A 2019 study by the Adirondack Watershed Institute tested 500 Adirondack wells downhill from state roads, and found that 64% had sodium levels exceeding the federally recommended limit.
“When a private well is contaminated by salt, it becomes a hazard for people with high blood pressure and other health conditions. The situation can create a costly crisis for local families who need to buy bottled water and replace appliances, pipes, and even drill new wells,” said AdkAction Executive Director Brittany Christenson.
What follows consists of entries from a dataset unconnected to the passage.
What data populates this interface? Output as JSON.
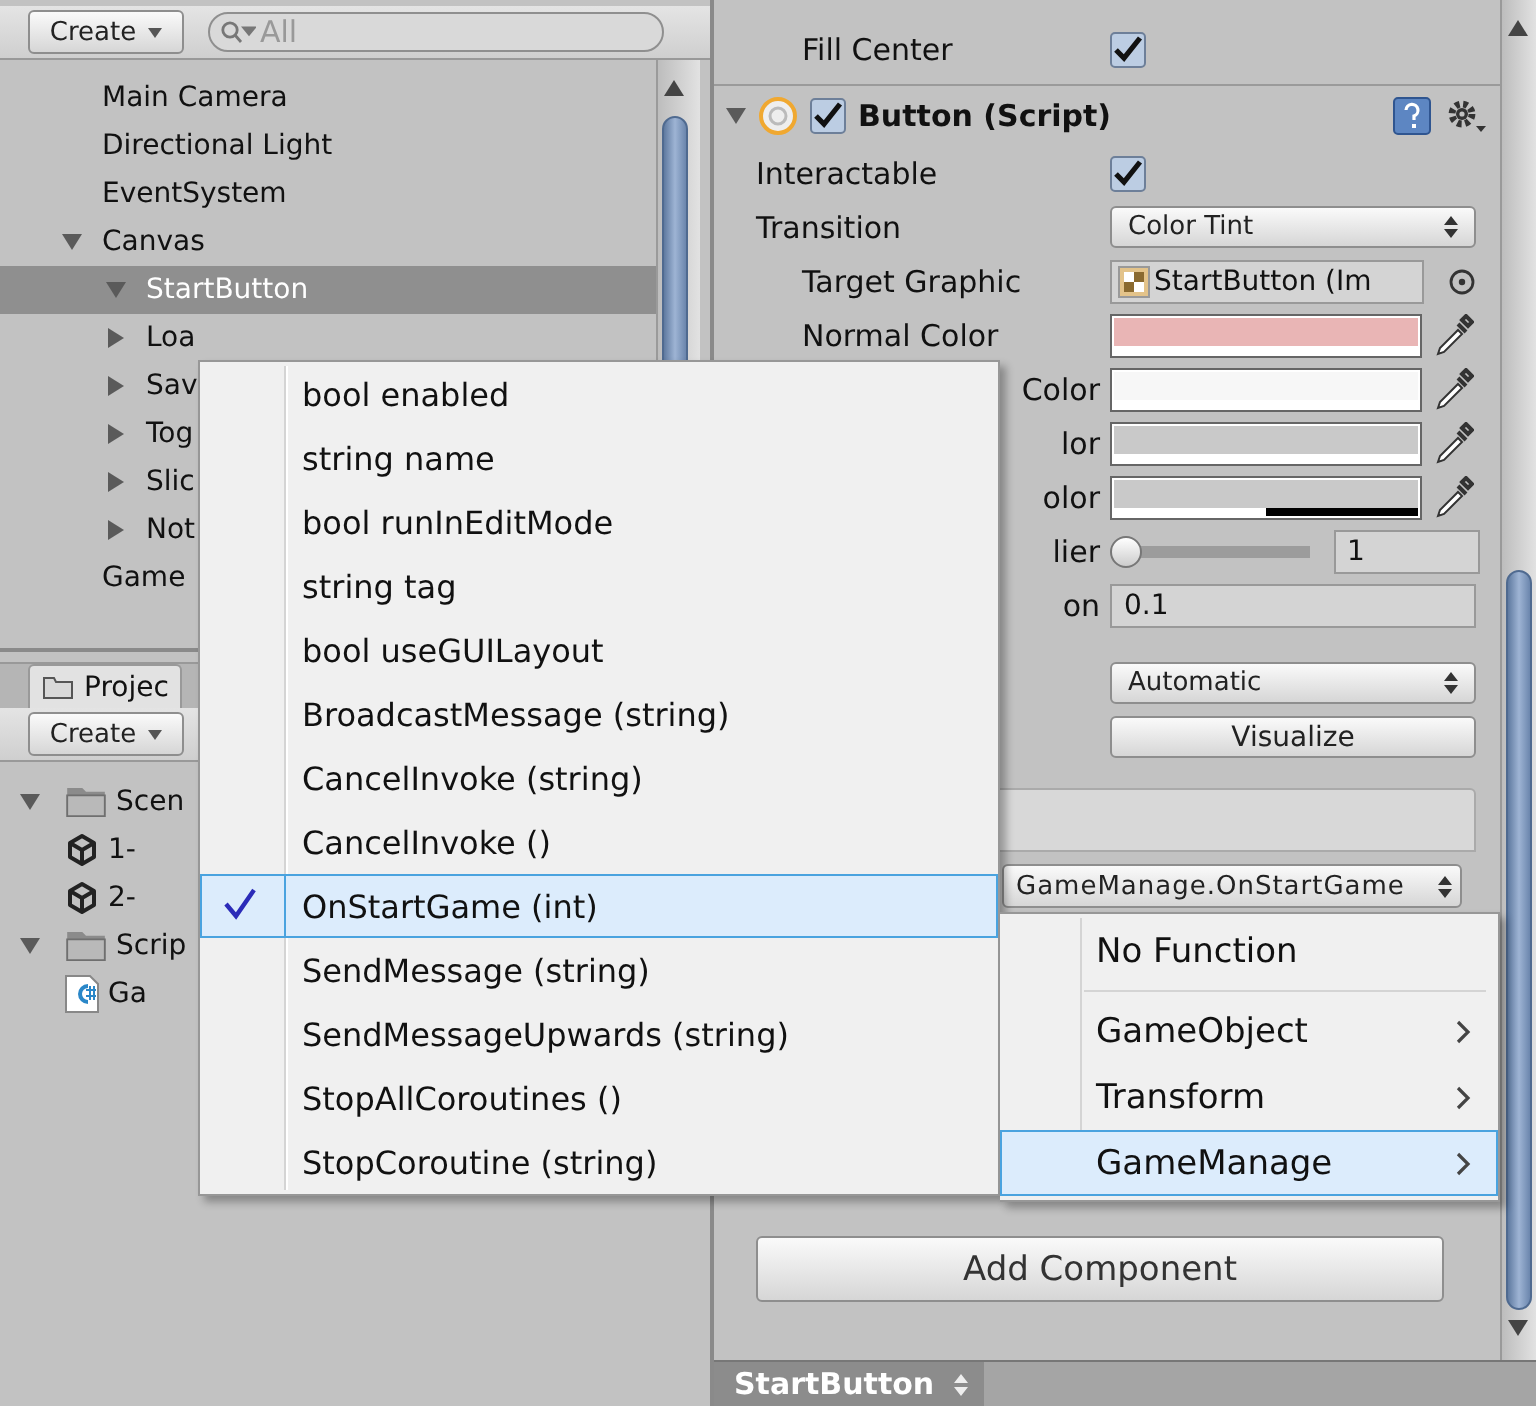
{
  "hierarchy": {
    "create_button": "Create",
    "search": {
      "placeholder": "All"
    },
    "items": [
      {
        "label": "Main Camera",
        "selected": false
      },
      {
        "label": "Directional Light",
        "selected": false
      },
      {
        "label": "EventSystem",
        "selected": false
      },
      {
        "label": "Canvas",
        "selected": false,
        "expanded": true,
        "children": [
          {
            "label": "StartButton",
            "selected": true,
            "expanded": true
          },
          {
            "label": "Loa",
            "selected": false,
            "expanded": false
          },
          {
            "label": "Sav",
            "selected": false,
            "expanded": false
          },
          {
            "label": "Tog",
            "selected": false,
            "expanded": false
          },
          {
            "label": "Slic",
            "selected": false,
            "expanded": false
          },
          {
            "label": "Not",
            "selected": false,
            "expanded": false
          }
        ]
      },
      {
        "label": "Game",
        "selected": false
      }
    ]
  },
  "project": {
    "tab": "Projec",
    "create_button": "Create",
    "items": [
      {
        "label": "Scen",
        "kind": "folder",
        "expanded": true,
        "children": [
          {
            "label": "1-",
            "kind": "scene"
          },
          {
            "label": "2-",
            "kind": "scene"
          }
        ]
      },
      {
        "label": "Scrip",
        "kind": "folder",
        "expanded": true,
        "children": [
          {
            "label": "Ga",
            "kind": "script"
          }
        ]
      }
    ]
  },
  "inspector": {
    "fill_center": {
      "label": "Fill Center",
      "checked": true
    },
    "component": {
      "title": "Button (Script)",
      "expanded": true,
      "enabled": true
    },
    "fields": [
      {
        "kind": "checkbox",
        "label": "Interactable",
        "checked": true
      },
      {
        "kind": "dropdown",
        "label": "Transition",
        "value": "Color Tint"
      },
      {
        "kind": "object",
        "label": "Target Graphic",
        "indent": true,
        "value": "StartButton (Im"
      },
      {
        "kind": "color",
        "label": "Normal Color",
        "indent": true,
        "color": "#e9b5b5",
        "level": 1
      },
      {
        "kind": "color",
        "label": "Color",
        "clipped": true,
        "color": "#f7f7f7",
        "level": 1
      },
      {
        "kind": "color",
        "label": "lor",
        "clipped": true,
        "color": "#c9c9c9",
        "level": 1
      },
      {
        "kind": "color",
        "label": "olor",
        "clipped": true,
        "color": "#c9c9c9",
        "level": 0.5
      },
      {
        "kind": "slider",
        "label": "lier",
        "clipped": true,
        "level": 0,
        "value": "1"
      },
      {
        "kind": "text",
        "label": "on",
        "clipped": true,
        "value": "0.1"
      },
      {
        "kind": "dropdown",
        "value": "Automatic"
      },
      {
        "kind": "button",
        "value": "Visualize"
      }
    ],
    "event": {
      "function": "GameManage.OnStartGame"
    },
    "add_component": "Add Component",
    "bottom_bar": {
      "object": "StartButton"
    }
  },
  "popup": {
    "items": [
      {
        "label": "bool enabled",
        "checked": false,
        "selected": false
      },
      {
        "label": "string name",
        "checked": false,
        "selected": false
      },
      {
        "label": "bool runInEditMode",
        "checked": false,
        "selected": false
      },
      {
        "label": "string tag",
        "checked": false,
        "selected": false
      },
      {
        "label": "bool useGUILayout",
        "checked": false,
        "selected": false
      },
      {
        "label": "BroadcastMessage (string)",
        "checked": false,
        "selected": false
      },
      {
        "label": "CancelInvoke (string)",
        "checked": false,
        "selected": false
      },
      {
        "label": "CancelInvoke ()",
        "checked": false,
        "selected": false
      },
      {
        "label": "OnStartGame (int)",
        "checked": true,
        "selected": true
      },
      {
        "label": "SendMessage (string)",
        "checked": false,
        "selected": false
      },
      {
        "label": "SendMessageUpwards (string)",
        "checked": false,
        "selected": false
      },
      {
        "label": "StopAllCoroutines ()",
        "checked": false,
        "selected": false
      },
      {
        "label": "StopCoroutine (string)",
        "checked": false,
        "selected": false
      }
    ]
  },
  "submenu": {
    "items": [
      {
        "label": "No Function",
        "kind": "action",
        "selected": false
      },
      {
        "label": "GameObject",
        "kind": "submenu",
        "selected": false
      },
      {
        "label": "Transform",
        "kind": "submenu",
        "selected": false
      },
      {
        "label": "GameManage",
        "kind": "submenu",
        "selected": true
      }
    ]
  }
}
Although the passage of this legislation is a milestone for the Adirondack Salt Reduction Working Group, ongoing public outreach and education are needed to achieve an impactful reduction. AdkAction is working with municipalities throughout the Adirondacks to sign a Pledge to Reduce Road Salt – a memorandum of understanding that identifies issues associated with road salt applications, as well as steps that may be taken to help reduce related impacts. To date, 26 Adirondack towns and villages have signed the pledge.
Preston would be proud
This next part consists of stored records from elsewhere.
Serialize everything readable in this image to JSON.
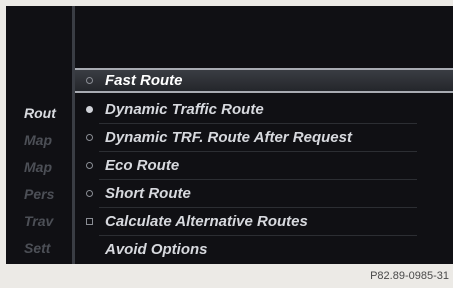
{
  "sidebar": {
    "items": [
      {
        "label": "Rout",
        "active": true
      },
      {
        "label": "Map",
        "active": false
      },
      {
        "label": "Map",
        "active": false
      },
      {
        "label": "Pers",
        "active": false
      },
      {
        "label": "Trav",
        "active": false
      },
      {
        "label": "Sett",
        "active": false
      }
    ]
  },
  "route_options": [
    {
      "label": "Fast Route",
      "control": "radio",
      "checked": false,
      "selected": true
    },
    {
      "label": "Dynamic Traffic Route",
      "control": "radio",
      "checked": true,
      "selected": false
    },
    {
      "label": "Dynamic TRF. Route After Request",
      "control": "radio",
      "checked": false,
      "selected": false
    },
    {
      "label": "Eco Route",
      "control": "radio",
      "checked": false,
      "selected": false
    },
    {
      "label": "Short Route",
      "control": "radio",
      "checked": false,
      "selected": false
    },
    {
      "label": "Calculate Alternative Routes",
      "control": "checkbox",
      "checked": false,
      "selected": false
    },
    {
      "label": "Avoid Options",
      "control": "none",
      "checked": false,
      "selected": false
    }
  ],
  "caption": "P82.89-0985-31"
}
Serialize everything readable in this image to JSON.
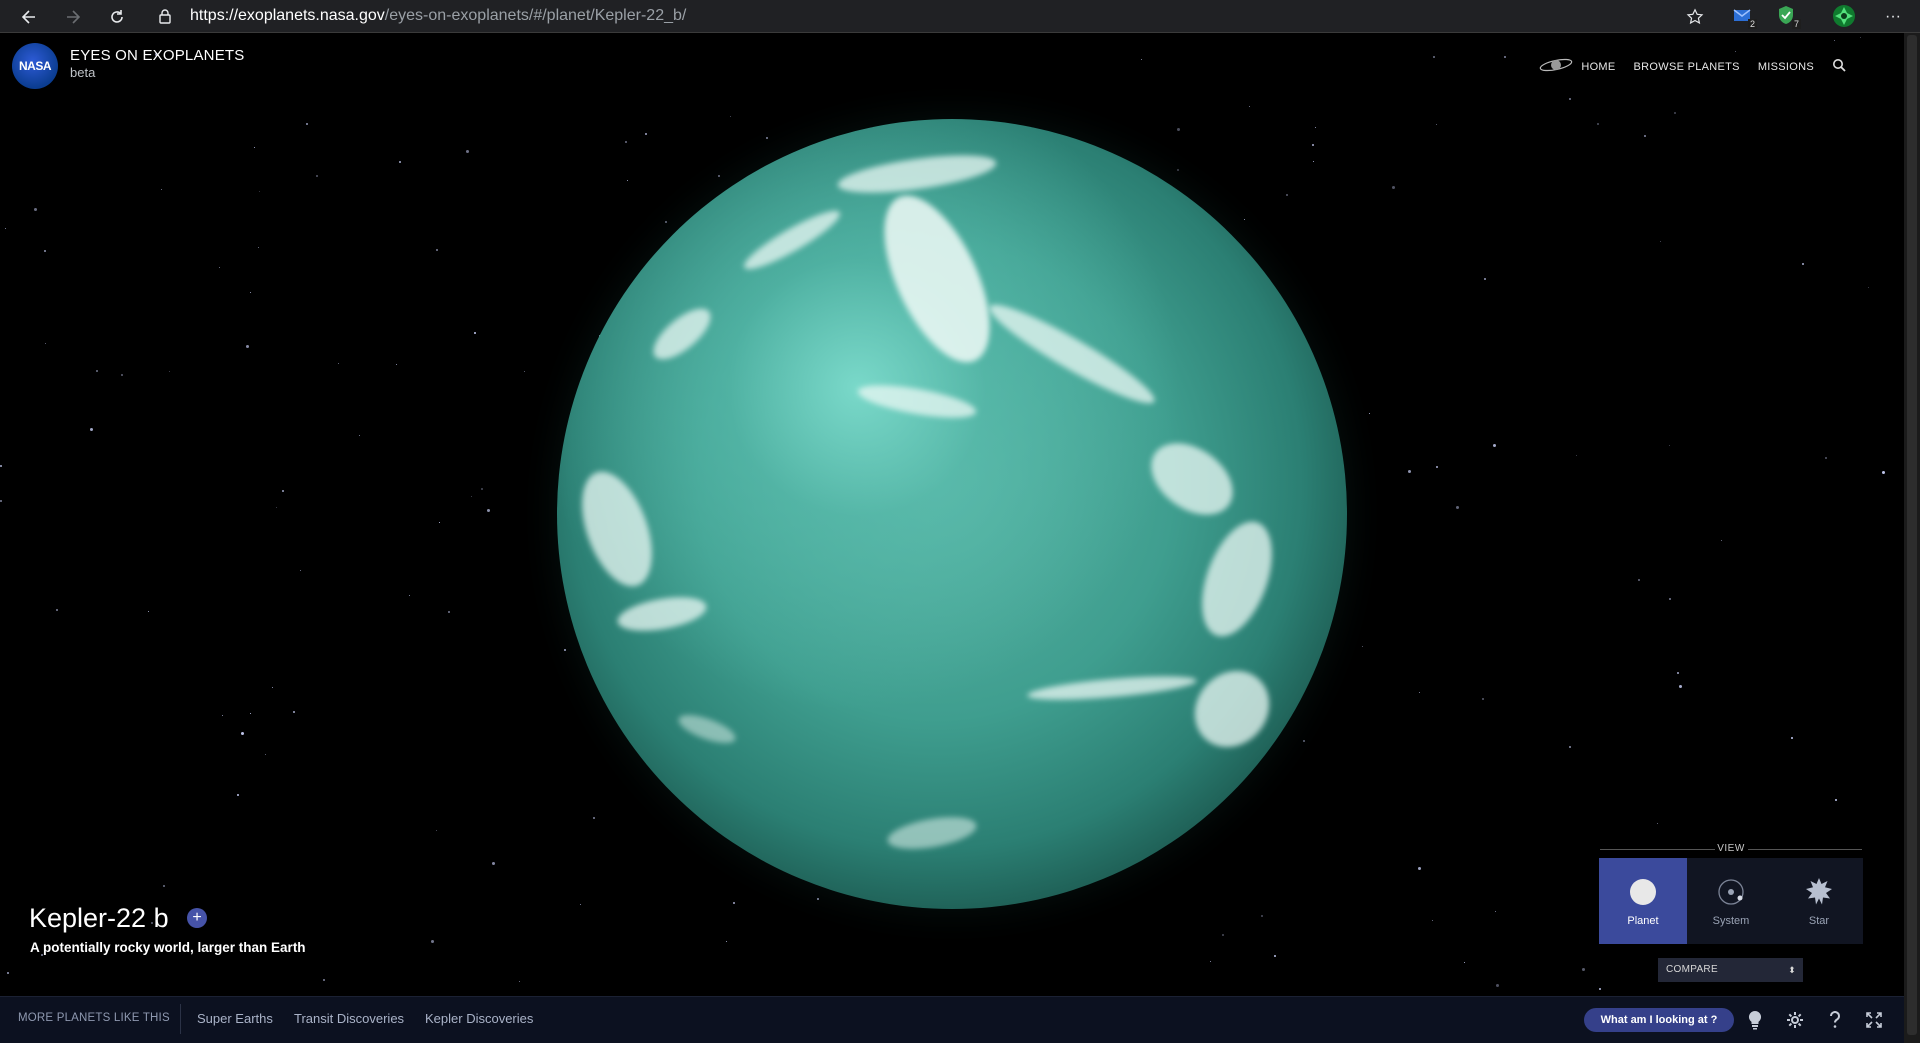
{
  "browser": {
    "url_host": "https://exoplanets.nasa.gov",
    "url_path": "/eyes-on-exoplanets/#/planet/Kepler-22_b/",
    "extensions": [
      {
        "name": "mail-extension-icon",
        "badge": "2"
      },
      {
        "name": "shield-extension-icon",
        "badge": "7"
      },
      {
        "name": "green-logo-extension-icon",
        "badge": ""
      }
    ],
    "menu_glyph": "···"
  },
  "header": {
    "logo_text": "NASA",
    "title": "EYES ON EXOPLANETS",
    "subtitle": "beta",
    "nav": {
      "home": "HOME",
      "browse": "BROWSE PLANETS",
      "missions": "MISSIONS"
    }
  },
  "planet": {
    "name": "Kepler-22 b",
    "add_glyph": "+",
    "description": "A potentially rocky world, larger than Earth"
  },
  "view_panel": {
    "label": "VIEW",
    "options": [
      {
        "label": "Planet",
        "icon": "planet-icon",
        "active": true
      },
      {
        "label": "System",
        "icon": "system-icon",
        "active": false
      },
      {
        "label": "Star",
        "icon": "star-icon",
        "active": false
      }
    ],
    "compare_label": "COMPARE",
    "compare_arrow": "⬍"
  },
  "bottom_bar": {
    "more_label": "MORE PLANETS LIKE THIS",
    "links": [
      "Super Earths",
      "Transit Discoveries",
      "Kepler Discoveries"
    ],
    "help_button": "What am I looking at ?"
  },
  "colors": {
    "accent": "#3b4a9c",
    "bottom_bar": "#0c1120",
    "planet": "#3f9e8f"
  }
}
Randy Preston, who passed away last year after battling cancer, was tenacious in pursuing the goal of road salt reduction. This law named in his honor will add to his legacy as a champion for protecting Adirondack wells, streams, and lakes. In addition to working to limit excess road salt use during his tenure as Wilmington Town Supervisor and Chairman of the Essex County Board of Supervisors, he served as co-chair of the Adirondack Road Salt Working Group, which engages stakeholders across the region in evaluating safe and effective alternatives to the overuse of road salt. The group, coordinated by AdkAction, and including representatives from Adirondack Council, Paul Smith’s College Adirondack Watershed Institute, and Ausable River Association, has helped advance research on the impact of road salt on Adirondack communities and used those findings to advocate for changes in road salting practices.
In 2018, Randy Preston noted, “we look forward to working with NYS DOT and DEC in coming up with a solution that will be good for all. Continued monitoring will gauge our collective success.” Thanks to the past efforts of Preston and many others who are passionately working to reduce harmful road salt use, the Adirondack Park is one step closer to achieving that vision today.